Problem => Repeat the data exactly as it appears.

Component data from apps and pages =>

▶

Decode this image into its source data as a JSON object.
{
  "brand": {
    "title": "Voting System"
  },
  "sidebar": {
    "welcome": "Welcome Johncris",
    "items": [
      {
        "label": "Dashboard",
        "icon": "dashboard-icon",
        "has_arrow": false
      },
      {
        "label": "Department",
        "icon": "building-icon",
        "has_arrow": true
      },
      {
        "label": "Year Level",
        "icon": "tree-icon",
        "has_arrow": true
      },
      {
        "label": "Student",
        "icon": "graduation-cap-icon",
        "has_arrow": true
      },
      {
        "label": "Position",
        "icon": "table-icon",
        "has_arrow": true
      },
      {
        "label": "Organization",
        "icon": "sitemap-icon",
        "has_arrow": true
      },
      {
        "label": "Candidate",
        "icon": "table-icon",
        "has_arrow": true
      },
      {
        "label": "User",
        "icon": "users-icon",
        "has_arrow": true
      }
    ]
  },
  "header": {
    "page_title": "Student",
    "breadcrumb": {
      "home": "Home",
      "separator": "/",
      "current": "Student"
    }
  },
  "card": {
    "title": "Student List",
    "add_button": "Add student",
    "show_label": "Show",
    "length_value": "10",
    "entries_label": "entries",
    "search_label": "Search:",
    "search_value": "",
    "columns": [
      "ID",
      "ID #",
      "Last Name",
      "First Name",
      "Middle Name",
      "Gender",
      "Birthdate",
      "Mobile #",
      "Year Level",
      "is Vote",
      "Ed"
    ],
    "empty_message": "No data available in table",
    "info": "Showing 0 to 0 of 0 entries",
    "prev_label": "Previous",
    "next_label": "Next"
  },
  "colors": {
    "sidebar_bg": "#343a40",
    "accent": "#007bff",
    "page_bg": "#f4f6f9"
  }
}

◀

Result =>
Decode this image into its source data as a JSON object.
{
  "brand": {
    "title": "Voting System"
  },
  "sidebar": {
    "welcome": "Welcome Johncris",
    "items": [
      {
        "label": "Dashboard",
        "icon": "dashboard-icon",
        "has_arrow": false
      },
      {
        "label": "Department",
        "icon": "building-icon",
        "has_arrow": true
      },
      {
        "label": "Year Level",
        "icon": "tree-icon",
        "has_arrow": true
      },
      {
        "label": "Student",
        "icon": "graduation-cap-icon",
        "has_arrow": true
      },
      {
        "label": "Position",
        "icon": "table-icon",
        "has_arrow": true
      },
      {
        "label": "Organization",
        "icon": "sitemap-icon",
        "has_arrow": true
      },
      {
        "label": "Candidate",
        "icon": "table-icon",
        "has_arrow": true
      },
      {
        "label": "User",
        "icon": "users-icon",
        "has_arrow": true
      }
    ]
  },
  "header": {
    "page_title": "Student",
    "breadcrumb": {
      "home": "Home",
      "separator": "/",
      "current": "Student"
    }
  },
  "card": {
    "title": "Student List",
    "add_button": "Add student",
    "show_label": "Show",
    "length_value": "10",
    "entries_label": "entries",
    "search_label": "Search:",
    "search_value": "",
    "columns": [
      "ID",
      "ID #",
      "Last Name",
      "First Name",
      "Middle Name",
      "Gender",
      "Birthdate",
      "Mobile #",
      "Year Level",
      "is Vote",
      "Ed"
    ],
    "empty_message": "No data available in table",
    "info": "Showing 0 to 0 of 0 entries",
    "prev_label": "Previous",
    "next_label": "Next"
  },
  "colors": {
    "sidebar_bg": "#343a40",
    "accent": "#007bff",
    "page_bg": "#f4f6f9"
  }
}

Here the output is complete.